US companies link up for green power

Posted: 13 October 2003

In the absence of support by the US government for clean energy, a number of major companies have taken it upon themselves to jumpstart the renewable energy market place. Curtis Runyon reports.

In the past few years the US government has consistently failed to promote cleaner energy production - loosening pollution standards, refusing to tighten fuel-efficiency requirements, and rejecting the Kyoto Protocol to fight global warming.

Despite this, 12 corporations announced in September that they had collectively purchased or signed contracts for a total of 97 megawatts (MW) of energy from renewable sources -- enough to power 73,000 homes. While that is a small share of US energy consumption, it is a substantial boost for the country's fledgling green energy market.

Since 2000, the corporations - Alcoa, Cargill Dow, Delphi, Dow Chemical, DuPont, General Motors, IBM, Interface, Johnson & Johnson, Kinko's, Pitney Bowes, and Staples - have joined with the World Resources Institute (WRI) to jumpstart the green power market.

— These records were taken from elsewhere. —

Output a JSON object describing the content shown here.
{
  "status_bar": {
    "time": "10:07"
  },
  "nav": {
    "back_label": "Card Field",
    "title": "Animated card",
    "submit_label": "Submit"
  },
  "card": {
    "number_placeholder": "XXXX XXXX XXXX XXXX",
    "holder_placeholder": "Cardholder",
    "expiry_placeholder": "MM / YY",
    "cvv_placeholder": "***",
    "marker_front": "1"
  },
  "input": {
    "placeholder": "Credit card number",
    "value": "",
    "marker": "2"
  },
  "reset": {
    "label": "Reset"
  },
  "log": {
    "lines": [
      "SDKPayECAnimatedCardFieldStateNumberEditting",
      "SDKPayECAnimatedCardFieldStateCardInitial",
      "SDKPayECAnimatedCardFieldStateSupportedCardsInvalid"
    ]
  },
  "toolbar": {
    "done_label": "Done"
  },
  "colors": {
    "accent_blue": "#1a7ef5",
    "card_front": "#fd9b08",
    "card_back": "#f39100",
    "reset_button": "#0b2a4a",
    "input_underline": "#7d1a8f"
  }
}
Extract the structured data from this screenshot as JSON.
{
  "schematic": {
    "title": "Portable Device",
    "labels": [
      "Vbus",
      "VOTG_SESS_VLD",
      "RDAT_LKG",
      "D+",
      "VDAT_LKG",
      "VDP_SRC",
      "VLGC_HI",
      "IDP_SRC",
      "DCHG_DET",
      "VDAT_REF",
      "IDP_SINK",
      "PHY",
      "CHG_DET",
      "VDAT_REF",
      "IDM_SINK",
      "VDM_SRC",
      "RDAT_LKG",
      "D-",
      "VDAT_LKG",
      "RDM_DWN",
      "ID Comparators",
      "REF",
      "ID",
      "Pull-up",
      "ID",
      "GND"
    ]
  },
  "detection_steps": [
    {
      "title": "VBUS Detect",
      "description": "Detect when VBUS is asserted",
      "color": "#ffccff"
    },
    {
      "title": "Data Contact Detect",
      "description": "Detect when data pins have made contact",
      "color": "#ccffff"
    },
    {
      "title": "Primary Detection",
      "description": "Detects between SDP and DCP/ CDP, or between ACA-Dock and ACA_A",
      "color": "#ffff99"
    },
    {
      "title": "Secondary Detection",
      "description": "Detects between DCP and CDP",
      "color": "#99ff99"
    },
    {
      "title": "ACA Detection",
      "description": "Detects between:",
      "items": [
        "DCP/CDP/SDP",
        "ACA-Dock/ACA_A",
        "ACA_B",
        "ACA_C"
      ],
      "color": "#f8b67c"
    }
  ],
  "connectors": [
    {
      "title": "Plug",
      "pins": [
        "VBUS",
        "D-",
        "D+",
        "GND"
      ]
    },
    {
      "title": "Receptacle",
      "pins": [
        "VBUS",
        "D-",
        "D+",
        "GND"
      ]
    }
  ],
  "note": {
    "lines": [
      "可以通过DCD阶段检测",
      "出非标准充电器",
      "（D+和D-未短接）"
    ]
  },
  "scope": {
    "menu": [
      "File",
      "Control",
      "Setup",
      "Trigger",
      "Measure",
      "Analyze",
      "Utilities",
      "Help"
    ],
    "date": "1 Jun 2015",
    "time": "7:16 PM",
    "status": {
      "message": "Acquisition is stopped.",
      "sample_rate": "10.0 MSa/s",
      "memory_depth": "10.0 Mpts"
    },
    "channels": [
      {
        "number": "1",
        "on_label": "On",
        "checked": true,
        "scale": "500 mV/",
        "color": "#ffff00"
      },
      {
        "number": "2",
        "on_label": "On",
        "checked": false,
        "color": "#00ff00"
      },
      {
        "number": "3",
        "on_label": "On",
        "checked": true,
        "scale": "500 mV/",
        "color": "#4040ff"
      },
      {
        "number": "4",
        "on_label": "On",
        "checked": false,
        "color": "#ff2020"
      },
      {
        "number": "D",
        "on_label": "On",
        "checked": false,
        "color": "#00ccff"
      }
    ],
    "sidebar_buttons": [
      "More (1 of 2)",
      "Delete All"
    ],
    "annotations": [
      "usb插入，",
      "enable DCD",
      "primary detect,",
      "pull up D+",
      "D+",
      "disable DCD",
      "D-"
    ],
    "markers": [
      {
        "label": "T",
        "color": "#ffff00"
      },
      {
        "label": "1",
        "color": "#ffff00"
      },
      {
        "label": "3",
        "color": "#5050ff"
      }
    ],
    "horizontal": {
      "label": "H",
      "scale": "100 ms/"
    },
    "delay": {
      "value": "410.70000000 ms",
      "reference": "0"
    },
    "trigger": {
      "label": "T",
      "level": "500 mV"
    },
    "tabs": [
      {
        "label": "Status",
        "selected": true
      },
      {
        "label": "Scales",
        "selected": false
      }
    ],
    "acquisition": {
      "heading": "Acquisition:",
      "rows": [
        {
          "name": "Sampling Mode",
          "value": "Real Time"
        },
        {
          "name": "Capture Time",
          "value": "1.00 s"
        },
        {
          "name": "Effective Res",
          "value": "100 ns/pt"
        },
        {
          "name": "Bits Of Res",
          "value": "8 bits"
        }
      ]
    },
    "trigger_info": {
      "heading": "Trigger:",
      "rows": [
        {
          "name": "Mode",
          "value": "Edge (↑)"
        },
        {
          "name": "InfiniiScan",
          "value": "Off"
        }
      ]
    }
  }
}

The purchases are expected to have a significant impact on the market.

"We joined this partnership in 2003 to help us diversify our energy purchasing," said William Stavropoulos, president and CEO of Dow Chemical. "By working together, these 12 businesses can have a tremendous impact on supporting and developing renewable energy markets."

Green goal

The group of companies, convened by WRI as the Green Power Market Development Group, has a goal of purchasing 1,000 MW of new green power by 2010 at a cost-competitive rate. That's equivalent to a coal-fired power plant.

Recent purchases mark an important step for renewable energy in the United States. Three of the companies -- Staples, Pitney Bowes, and Kinko's -- are now purchasing 10 per cent green power for their operations. "The Green Power Group is beginning to make green power markets work for corporate buyers," said Charles Holliday, DuPont chairman and CEO.

Members of the group are implementing green power deals at 250 facilities in 22 states and the District of Columbia. The companies have pursued an array of green energy solutions, from rooftop solar power to capturing methane leaking from landfills for use as fuel.

The projects will eliminate 435,500 metric tons of carbon dioxide emissions annually, about the same as that absorbed in a year by 86 million trees -- or a forest the size of Shenandoah National Park in the United States.

"A lot of these companies are working on this to get ahead of the curve," said Jennifer Layke, senior associate at WRI. "They want to reduce emissions so that they are well-positioned to address global warming, and they want to reduce the risks of being entirely dependent on a volatile fossil fuel energy market."

September's announcement included the largest-ever purchase of electricity produced by fuel cells, one of the biggest contracts for wind-generated power in the United States, and the largest ever sale of renewable energy certificates.

Curtis Runyan is managing editor of WRI Features, from which this article was taken.